The conversation was continued by Dickie Kingswell, RFU President, visiting Pullin's farm on the Gloucestershire coast. He informed Pullin that they would send an England team to Dublin with their top players.

Peter Jackson, a Derry native and veteran sports journalist, says: “The difference was that the RFU right from the beginning said: ‘We will Send the Team. We will find fifteen Englishmen.

It was important to have security.

Duckham said: “When we came to the ground after landing in Dublin, the aircraft didn't stop at the departure buildings. We bypassed all of the usual rigmarole, which you have to pass through. [were put]”Onto the coach, where we are surrounded on motorbikes by armed paratroopers and motorbikers.”

The Shelbourne Hotel had armed guards at every floor. England's squad was told not to leave the premises without their guide. The Irish team was staying at the same location.

Duckham recalls, “We tried to not bump into each other but it was going to happen.

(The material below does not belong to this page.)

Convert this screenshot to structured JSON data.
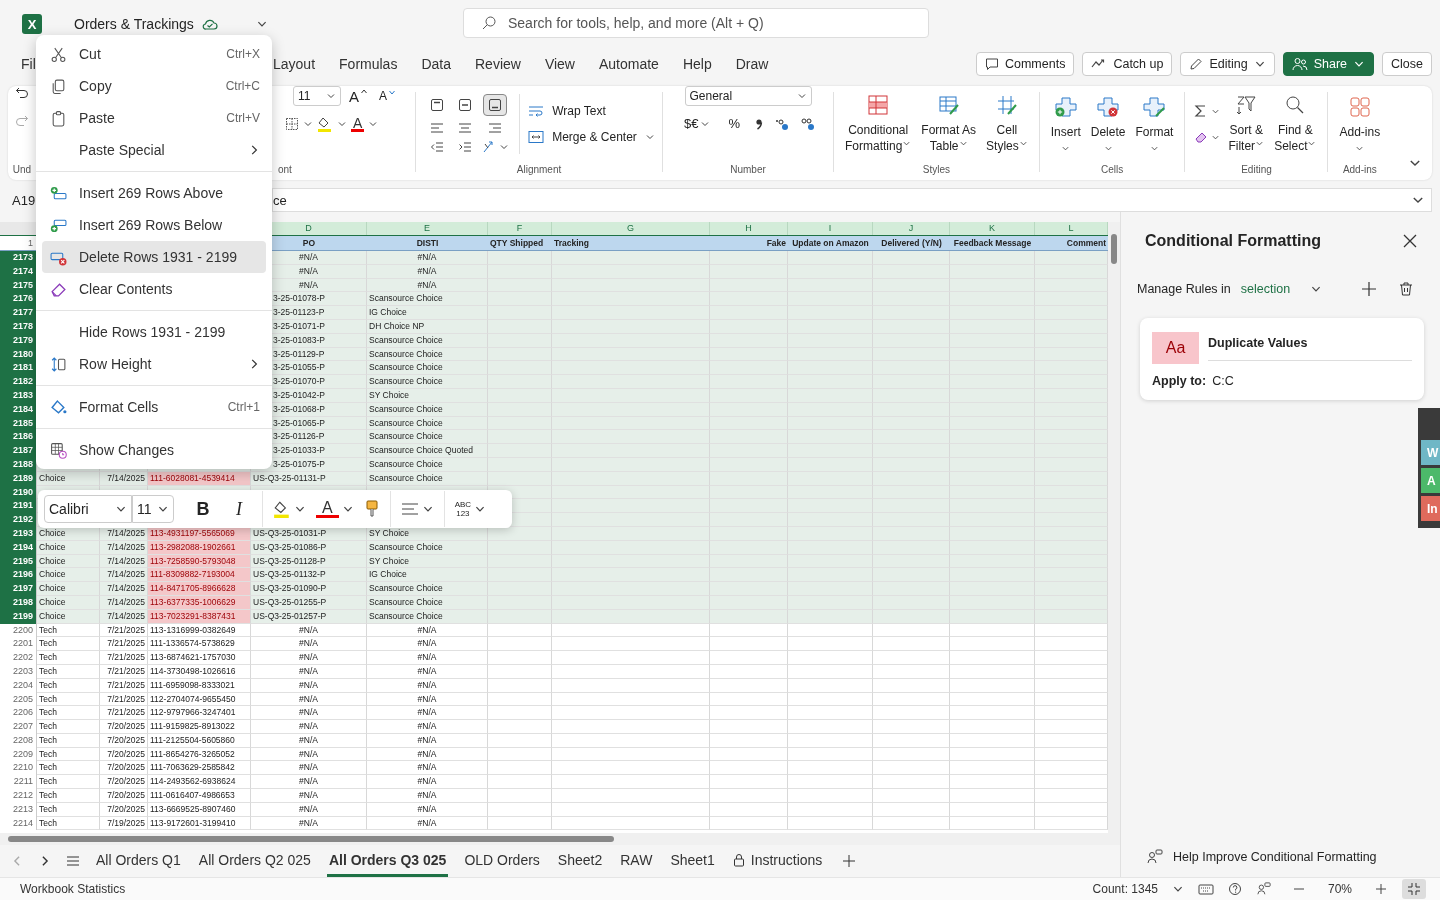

“They brought a movie for us to view and the door behind them was unlocked.” “A shadow was cast on my back, so I turned.”

There was Fergus Slattery, a fellow player in the British and Irish Lions team from the 1971 victory tour of New Zealand.

“We were good friends, and I said “Slats. What are you doing? Duckham says, “Go and watch your film.”

“He said to me: “Duckers, this film is so terrible that I have come to yours.” After the film ended, he escaped through the door!

It was a match that saw one of the greatest moments in rugby history.

England was left alone, so the Ireland team was deliberately kept back before kickoff. Following the match, there was a standing ovation by the crowd for over five minutes.

Billy Glynn, a former president of the IRFU, was at Lansdowne Road that morning. Then, I saw that my own tears were welling up.

“It was an occasion for friendship. “This is a great day to play sport,” I replied.

Duckham recalls it well.

He says, “It was an extremely emotional moment because it caught our attention.” “We didn’t expect the entire stadium would erupt. It was a loud, chaotic cacophony. It was unbelievably painful.

“And then everything changed when the referee whistled and we kicked off!”

Ireland won with two tries by Tom Grace (winger) and Dick Milliken (centre), which saw them win 18-9. However, the outcome was somewhat irrelevant.

Glynn recalled: “After the match everyone was talking about what had happened before kickoff. It is still talked about today by people who say that they were there.

At the post-match dinner, Pullin said the famous phrase: “We may be not very good but at least we show up.”

He received five minutes of additional applause for his comment.

McBride says: “They were terrible days here in Northern Ireland. It was just impossible to predict when it would occur next. There were numerous murders, many people disappeared, there was great turmoil everywhere.

They were horrible, terrible years. It was thirty years of my life that were really destroyed, and that's not something I can say alone.

“It still stirs up a lot in some rugby corners that those games in 1972 weren't played. People outside of rugby would be able to tell you how disappointed and frustrated they were.

“Everybody was so eager that England came and we were absolutely amazed. It was very, very important to the country.”

Leave a Comment